The Great Sand Dunes National Park was an extraordinary place to visit. These pictures can’t convey the amazing beauty of the dunes with the stunning snow-covered backdrop. We were here in the afternoon until the sun was setting during our first day and returned the following morning. It gave us a chance to see the different light and the shadows moving across the sand dunes for some dramatic contrast.
Visiting the Great Sand Dunes Basics and Tips
- Admission Price: $3 per per person; Kids under 18 are free. Some dates are designated for free park admission.
- Go to the Visitor’s Center for maps, guides and interactive exhibits.
- Get the Junior Ranger booklet for the kids to learn more about the parks, its ecosystem and wildlife. Kids can earn either a patch or badge after completing the activities. My kids enjoyed the packet and were happy to add another badge to their collection.
- Rent a sandboard or sand sled from Kristi Mountain Sports in Alamosa. Cost was about $18 per day. This was worth the detour! Or bring your own but skis and sleds work better with wet sand.
- From the visitor parking lot, the walk to the dunes is about a half mile with the creek flowing in warmer months.
- Be aware that in the summer, sand can get very hot. Hiking should be done early and hydration is very important. The sand was nice and cool during our winter visit.
- There were no food services nearby other than vending machines so pack some snacks or picnic lunches.

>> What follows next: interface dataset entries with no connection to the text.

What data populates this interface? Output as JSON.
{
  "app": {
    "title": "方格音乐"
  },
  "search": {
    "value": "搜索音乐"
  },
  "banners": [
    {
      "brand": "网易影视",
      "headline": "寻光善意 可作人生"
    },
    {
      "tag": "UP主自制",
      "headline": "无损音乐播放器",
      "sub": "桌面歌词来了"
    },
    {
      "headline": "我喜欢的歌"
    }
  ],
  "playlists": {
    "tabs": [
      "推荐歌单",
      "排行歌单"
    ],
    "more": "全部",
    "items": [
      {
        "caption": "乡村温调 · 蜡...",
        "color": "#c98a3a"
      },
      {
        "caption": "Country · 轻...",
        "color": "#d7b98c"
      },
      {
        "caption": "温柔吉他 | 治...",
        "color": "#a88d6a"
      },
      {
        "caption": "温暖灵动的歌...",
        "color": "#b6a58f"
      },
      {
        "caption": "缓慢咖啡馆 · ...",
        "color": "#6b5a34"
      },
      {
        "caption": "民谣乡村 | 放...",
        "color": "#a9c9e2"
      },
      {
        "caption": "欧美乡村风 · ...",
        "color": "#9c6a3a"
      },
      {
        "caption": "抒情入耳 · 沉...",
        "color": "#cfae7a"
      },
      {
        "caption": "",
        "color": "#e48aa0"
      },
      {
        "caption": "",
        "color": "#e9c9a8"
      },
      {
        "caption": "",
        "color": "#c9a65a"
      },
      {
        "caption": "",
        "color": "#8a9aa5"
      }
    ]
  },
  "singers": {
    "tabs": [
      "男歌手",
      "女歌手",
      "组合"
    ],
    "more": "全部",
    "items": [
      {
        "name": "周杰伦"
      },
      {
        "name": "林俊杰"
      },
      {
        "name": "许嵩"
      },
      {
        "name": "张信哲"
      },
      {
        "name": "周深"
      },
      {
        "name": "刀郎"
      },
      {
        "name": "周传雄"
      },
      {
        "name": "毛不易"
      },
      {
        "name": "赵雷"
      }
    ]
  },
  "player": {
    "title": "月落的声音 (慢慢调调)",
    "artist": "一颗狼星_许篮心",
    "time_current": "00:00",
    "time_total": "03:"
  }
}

- Bring beach and sand toys for some fun in the sand.
- The nearest major airport was Colorado Springs (where we flew) and was a three hour drive to the park.
- Lodging options are limited to camping and tiny lodges usually available during the summer. We stayed at the city of Alamosa (30 minutes) away which had a few chain hotel options.
*Have you visited and enjoyed the Great Sand Dunes National Park or a similar sand dune?